Blockchain vs. Supply Chain: What’s The Difference?

Although Bitcoin helped to spread awareness of blockchain, many people are still unsure of what blockchain vs. supply chain is, how it operates, or how it might be used in other industries. While early adopters are promoting the advantages of blockchain, and some experts see it as the next frontier of business, others are still attempting to understand the idea and determine whether it will work for their organization’s needs.

Here, we examine some fundamentals of blockchain technology as well as a few instances of how blockchain pioneers are using this digital powerhouse to transform supply chains.

What is blockchain?

A shared, unchangeable ledger that makes it easier to record transactions and track assets in a business network is what IBM defines as a blockchain. According to the company, assets can be physical or intangible, and “essentially everything” can be tracked on a blockchain network, which lowers risks and expenses for all parties.

Furthermore, IBM describes the key elements of a blockchain as follows:

  • Using distributed ledger technology, everyone has access to a single, shared ledger where transactions are recorded.
  • Transactions that have been recorded in the shared ledger are considered immutable records. If an error needs to be fixed, a new transaction needs to be added to undo the mistake.
  • Smart contracts are a set of rules that are automatically carried out and kept on the blockchain to assist speed up transactions.

According to IBM’s explanation of how blockchain functions, each transaction is recorded as a “block” of data that includes any type of information required. Each block is then linked to the blocks that came before and after it, forming a data chain that makes each transaction visible and enables network users to see the precise timing and order of events.

There is no way to change the order of the current blocks because they are securely connected. The statement further states that “each succeeding block reinforces the verification of the prior block and hence the entire blockchain.” This gives the blockchain its fundamental strength of immutability and renders it tamper-evident.

What Is A Supply Chain?

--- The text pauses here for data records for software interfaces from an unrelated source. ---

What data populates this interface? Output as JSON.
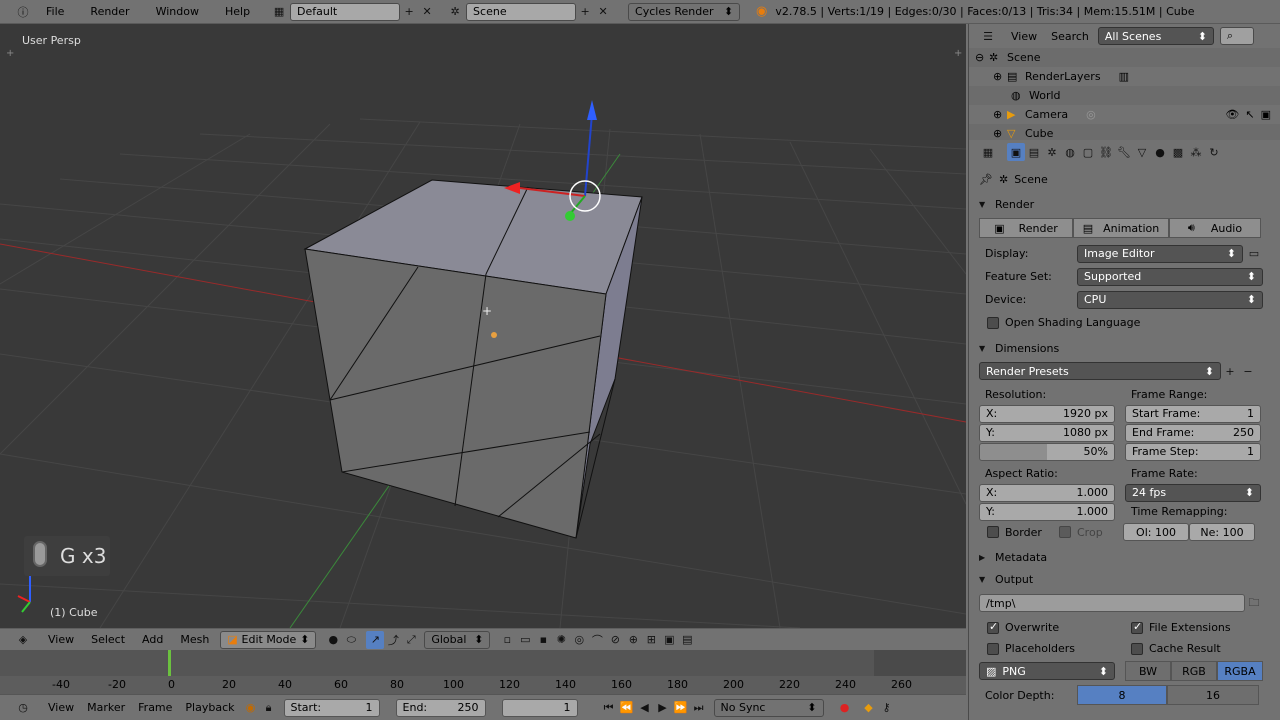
{
  "topbar": {
    "menus": [
      "File",
      "Render",
      "Window",
      "Help"
    ],
    "layout": "Default",
    "scene": "Scene",
    "engine": "Cycles Render",
    "stats": "v2.78.5 | Verts:1/19 | Edges:0/30 | Faces:0/13 | Tris:34 | Mem:15.51M | Cube"
  },
  "viewport": {
    "view_label": "User Persp",
    "object_label": "(1) Cube",
    "keycast": "G x3"
  },
  "vpheader": {
    "menus": [
      "View",
      "Select",
      "Add",
      "Mesh"
    ],
    "mode": "Edit Mode",
    "orientation": "Global"
  },
  "timeline": {
    "ticks": [
      "-40",
      "-20",
      "0",
      "20",
      "40",
      "60",
      "80",
      "100",
      "120",
      "140",
      "160",
      "180",
      "200",
      "220",
      "240",
      "260"
    ],
    "menus": [
      "View",
      "Marker",
      "Frame",
      "Playback"
    ],
    "start_label": "Start:",
    "start": "1",
    "end_label": "End:",
    "end": "250",
    "current": "1",
    "sync": "No Sync"
  },
  "outliner": {
    "menus": [
      "View",
      "Search"
    ],
    "filter": "All Scenes",
    "items": [
      "Scene",
      "RenderLayers",
      "World",
      "Camera",
      "Cube"
    ]
  },
  "properties": {
    "context": "Scene",
    "render_section": "Render",
    "tabs": [
      "Render",
      "Animation",
      "Audio"
    ],
    "display_label": "Display:",
    "display": "Image Editor",
    "feature_label": "Feature Set:",
    "feature": "Supported",
    "device_label": "Device:",
    "device": "CPU",
    "osl": "Open Shading Language",
    "dimensions_section": "Dimensions",
    "presets": "Render Presets",
    "resolution_label": "Resolution:",
    "res_x_label": "X:",
    "res_x": "1920 px",
    "res_y_label": "Y:",
    "res_y": "1080 px",
    "res_pct": "50%",
    "frame_range_label": "Frame Range:",
    "start_frame_label": "Start Frame:",
    "start_frame": "1",
    "end_frame_label": "End Frame:",
    "end_frame": "250",
    "frame_step_label": "Frame Step:",
    "frame_step": "1",
    "aspect_label": "Aspect Ratio:",
    "asp_x_label": "X:",
    "asp_x": "1.000",
    "asp_y_label": "Y:",
    "asp_y": "1.000",
    "frame_rate_label": "Frame Rate:",
    "frame_rate": "24 fps",
    "time_remap_label": "Time Remapping:",
    "remap_old": "Ol: 100",
    "remap_new": "Ne: 100",
    "border": "Border",
    "crop": "Crop",
    "metadata_section": "Metadata",
    "output_section": "Output",
    "output_path": "/tmp\\",
    "overwrite": "Overwrite",
    "file_ext": "File Extensions",
    "placeholders": "Placeholders",
    "cache_result": "Cache Result",
    "format": "PNG",
    "color_modes": [
      "BW",
      "RGB",
      "RGBA"
    ],
    "color_depth_label": "Color Depth:",
    "depths": [
      "8",
      "16"
    ]
  }
}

A supply chain, in its most basic definition, is a system that is primarily employed for the efficient production and distribution of a company’s goods and/or services to its final consumers. It includes details on the full process these goods and services go through to get from supplier to customer. In other words, it coordinates and tracks the movement of both raw materials and finished goods. Several elements make up a supply chain, including:

  • Customers
  • Materials
  • Finished Goods
  • Natural Resources
  • Retail, Services, and E-commerce
  • Ingredients and Parts
  • Returns, Recycling, and Reuse
  • Logistics (transportation of goods)

It’s also critical to distinguish between a supply chain and logistics. Logistics is only one link in the supply chain because it focuses specifically on the movement of goods. Logistics, the timing and manner of product manufacturing, and everything else on the above list is all components of the supply chain.

Nowadays, a high-functioning supply chain is in full operation in the majority of businesses. In actuality, without one, it is rather challenging to optimize their business. By increasing the effectiveness of their product delivery, supply chains assist businesses in providing better customer service. If properly managed, they frequently increase sales as well, generating a much higher profit.

Can A Blockchain Track A Supply Chain?

Yes. The optimal manufacturing and distribution of a company’s goods and services depend on its supply chains. But due to the overwhelming complexity of the current system, conventional supply chains are gradually losing their usefulness. As a result, a growing number of businesses are starting to track their supply chains using blockchain technology.

Four main costs are often involved in supply networks, including:

  • Inventory includes the cost of the stock, any surplus, any damaged or stolen goods, and any debts.
  • Cost of quality inspections carried out by a team of qualified experts.
  • Transportation – The price of delivery from the supplier to the customer.
  • Cost of the products and raw materials mentioned in the supply chain.

A blockchain makes it simple to manage all of the cost data. With its distinct hashing technique, the financial data can be transparently stored within a particular block. This enables oversight of any final decisions regarding the accuracy and modification of crucial information by each authorized member of your company’s staff.

The majority of businesses that use blockchain to track supply chains do so to cut down on human errors, delays, and needless expenditures. Additionally, it offers a trustworthy way to guarantee that all of the data obtained from the suppliers is entirely accurate.

Conclusion

Although blockchain vs. supply chain is distinct, they are connected more than simply by name. Blockchain technology must be included in a digital supply chain strategy. The comprehensive end-to-end electronic communication across the entire supply chain will be made possible by blockchain.

Given the investment requirements, large businesses will undoubtedly be the first to use Blockchain technology, but as time goes on, the pricing and implementation hurdles will be lessened, making this a more accessible capability for businesses of all sizes. Innovative thinking Blockchain will be taken into account by supply chain leaders as part of any long- or short-term strategy.